SANTA CLARITA, Calif. — Roger Rodas’ widow is suing Porsche for the fatal accident that claimed the lives of her race car driver husband and actor Paul Walker.
Kristine Rodas filed the suit this week against Porsche Cars North America, citing negligence as the cause of death of her husband and the 40-year-old “Fast and the Furious” star on November 30 in Santa Clarita, California.
Backed by celebrity attorney Mark Geragos, she is also suing for product liability and wrongful death.
Roger Rodas, 38 at the time of his death, spent his competitive racing career driving Porsche cars. According to the court documents, he and Walker first met on the race track when Rodas was driving a Porsche owned by the actor.
A few years later the two men formed the racing team Always Evolving Racing, where they were both drivers.
“Although Mr. Rodas had a passion for cars, Mr. Rodas was first and foremost dedicated to his family, his wife, Kristine, and their two young children,” the complaint states.
The court documents filed by Kristine Rodas describe the 2005 Porsche Carrera GT that her husband was driving as a an “ultra-high-performance-super-sports car for the road,” that goes from zero to 60 mph in 3.5 seconds and has a top speed of 205 miles per hour.
The complaint argues that such a high-powered sports car should have a higher standard of crash protection, and that a mechanical malfunction forced Rodas to veer off the road.
Geragos also hired investigators to evaluate wreckage at the scene, who determined that Rodas was driving 55 mph before the vehicle went out of control. This contradicts the Los Angeles County coroner’s report that car was speeding at more than 100 mph, and the investigations by the Los Angeles County Sherriff’s Office and California Highway Patrol that focused on speed.
Porsche pointed to the discrepancy.
“As you know, the crash was subject of a very detailed investigation by the authorities, both the California Highway Patrol and the L.A. County Sheriff’s Office,” said Bernd Harling, Head of Public Relations for Porsche Cars North America. “The reports showed that driving at a high speed in a negligent manner caused the crash.

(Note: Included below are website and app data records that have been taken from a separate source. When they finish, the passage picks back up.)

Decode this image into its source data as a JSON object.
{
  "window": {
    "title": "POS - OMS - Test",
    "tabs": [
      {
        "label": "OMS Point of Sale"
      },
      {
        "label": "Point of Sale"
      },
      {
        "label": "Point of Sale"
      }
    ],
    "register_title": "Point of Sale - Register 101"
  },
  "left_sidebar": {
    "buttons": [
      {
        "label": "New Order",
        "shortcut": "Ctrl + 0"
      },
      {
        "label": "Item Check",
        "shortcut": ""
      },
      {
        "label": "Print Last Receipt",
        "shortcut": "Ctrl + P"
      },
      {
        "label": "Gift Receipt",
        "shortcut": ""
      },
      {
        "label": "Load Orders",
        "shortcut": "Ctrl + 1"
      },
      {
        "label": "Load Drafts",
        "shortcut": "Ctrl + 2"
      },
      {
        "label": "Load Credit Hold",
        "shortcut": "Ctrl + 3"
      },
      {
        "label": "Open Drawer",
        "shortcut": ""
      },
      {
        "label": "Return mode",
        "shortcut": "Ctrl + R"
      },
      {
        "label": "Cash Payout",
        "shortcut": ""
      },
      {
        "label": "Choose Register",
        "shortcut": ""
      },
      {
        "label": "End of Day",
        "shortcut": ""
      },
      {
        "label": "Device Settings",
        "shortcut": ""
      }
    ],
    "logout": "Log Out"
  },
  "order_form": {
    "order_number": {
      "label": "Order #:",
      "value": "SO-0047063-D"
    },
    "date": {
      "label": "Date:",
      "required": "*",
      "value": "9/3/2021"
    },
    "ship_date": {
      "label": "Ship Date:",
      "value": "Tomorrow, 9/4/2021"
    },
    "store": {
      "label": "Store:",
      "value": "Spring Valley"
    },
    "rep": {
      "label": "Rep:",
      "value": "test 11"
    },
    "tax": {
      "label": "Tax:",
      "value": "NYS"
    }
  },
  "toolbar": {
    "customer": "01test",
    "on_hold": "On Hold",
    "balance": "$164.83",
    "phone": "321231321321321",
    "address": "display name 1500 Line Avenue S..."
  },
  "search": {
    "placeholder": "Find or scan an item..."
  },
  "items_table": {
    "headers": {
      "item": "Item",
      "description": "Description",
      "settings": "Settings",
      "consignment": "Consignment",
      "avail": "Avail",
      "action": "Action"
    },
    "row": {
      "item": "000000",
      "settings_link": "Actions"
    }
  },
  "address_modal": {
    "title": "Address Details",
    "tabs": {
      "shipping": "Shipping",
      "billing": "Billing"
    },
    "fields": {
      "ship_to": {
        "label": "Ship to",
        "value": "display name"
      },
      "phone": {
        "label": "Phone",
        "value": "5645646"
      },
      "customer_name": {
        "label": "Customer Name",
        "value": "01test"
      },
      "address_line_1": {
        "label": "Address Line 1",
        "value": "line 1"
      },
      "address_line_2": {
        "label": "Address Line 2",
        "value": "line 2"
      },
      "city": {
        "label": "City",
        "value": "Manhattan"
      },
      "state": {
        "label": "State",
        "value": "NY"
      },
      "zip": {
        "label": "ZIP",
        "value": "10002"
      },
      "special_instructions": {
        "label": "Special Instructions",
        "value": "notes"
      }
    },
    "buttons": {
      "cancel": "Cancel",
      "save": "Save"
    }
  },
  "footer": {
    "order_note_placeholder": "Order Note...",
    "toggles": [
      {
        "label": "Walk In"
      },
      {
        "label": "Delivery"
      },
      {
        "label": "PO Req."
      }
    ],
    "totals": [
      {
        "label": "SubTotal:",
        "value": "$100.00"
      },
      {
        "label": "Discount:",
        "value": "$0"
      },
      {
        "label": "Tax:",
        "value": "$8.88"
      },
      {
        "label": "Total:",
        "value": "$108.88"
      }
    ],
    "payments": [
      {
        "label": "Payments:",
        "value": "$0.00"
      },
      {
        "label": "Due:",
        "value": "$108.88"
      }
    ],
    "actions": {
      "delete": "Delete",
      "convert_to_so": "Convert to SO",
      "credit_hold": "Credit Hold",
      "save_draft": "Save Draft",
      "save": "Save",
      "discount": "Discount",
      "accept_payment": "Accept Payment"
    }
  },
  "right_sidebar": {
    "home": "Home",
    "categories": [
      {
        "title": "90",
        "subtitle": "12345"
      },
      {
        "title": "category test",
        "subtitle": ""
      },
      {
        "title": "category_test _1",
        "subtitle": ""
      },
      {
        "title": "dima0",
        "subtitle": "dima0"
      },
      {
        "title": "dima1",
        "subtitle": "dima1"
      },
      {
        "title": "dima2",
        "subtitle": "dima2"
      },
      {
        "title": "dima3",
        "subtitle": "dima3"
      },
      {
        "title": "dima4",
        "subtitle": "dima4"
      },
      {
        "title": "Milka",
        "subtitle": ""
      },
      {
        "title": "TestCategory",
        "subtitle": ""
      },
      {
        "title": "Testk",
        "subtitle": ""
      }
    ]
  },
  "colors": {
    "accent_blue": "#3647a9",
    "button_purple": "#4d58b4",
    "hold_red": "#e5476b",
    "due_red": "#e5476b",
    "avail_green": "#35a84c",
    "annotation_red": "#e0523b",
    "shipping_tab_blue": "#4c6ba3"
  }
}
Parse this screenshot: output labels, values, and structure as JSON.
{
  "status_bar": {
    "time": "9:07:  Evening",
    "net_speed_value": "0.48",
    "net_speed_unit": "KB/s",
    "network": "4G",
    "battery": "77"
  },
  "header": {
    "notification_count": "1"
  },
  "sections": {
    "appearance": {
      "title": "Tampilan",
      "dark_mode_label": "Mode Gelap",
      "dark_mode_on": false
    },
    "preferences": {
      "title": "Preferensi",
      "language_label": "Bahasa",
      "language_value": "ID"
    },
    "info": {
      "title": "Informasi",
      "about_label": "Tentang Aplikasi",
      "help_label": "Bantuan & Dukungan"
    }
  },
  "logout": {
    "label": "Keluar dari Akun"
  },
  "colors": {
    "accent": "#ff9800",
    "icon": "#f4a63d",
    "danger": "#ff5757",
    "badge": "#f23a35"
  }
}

Both concluded that there was no mechanical defect of the vehicle involved.”
“Their investigation disproves in the allegations in the lawsuit.”
Harling added that since the crash is now the subject of litigation, Porsche will not comment on it further. He expressed his sincere condolences for the Rodas and Walker families’ losses.
Walker’s former publicist Ame Van Iden does not have information about whether the Walker family is also considering legal action against Porsche.
Walker is survived by his parents, Cheryl Walker and Paul Walker Sr., four siblings and 15-year-old daughter, Meadow.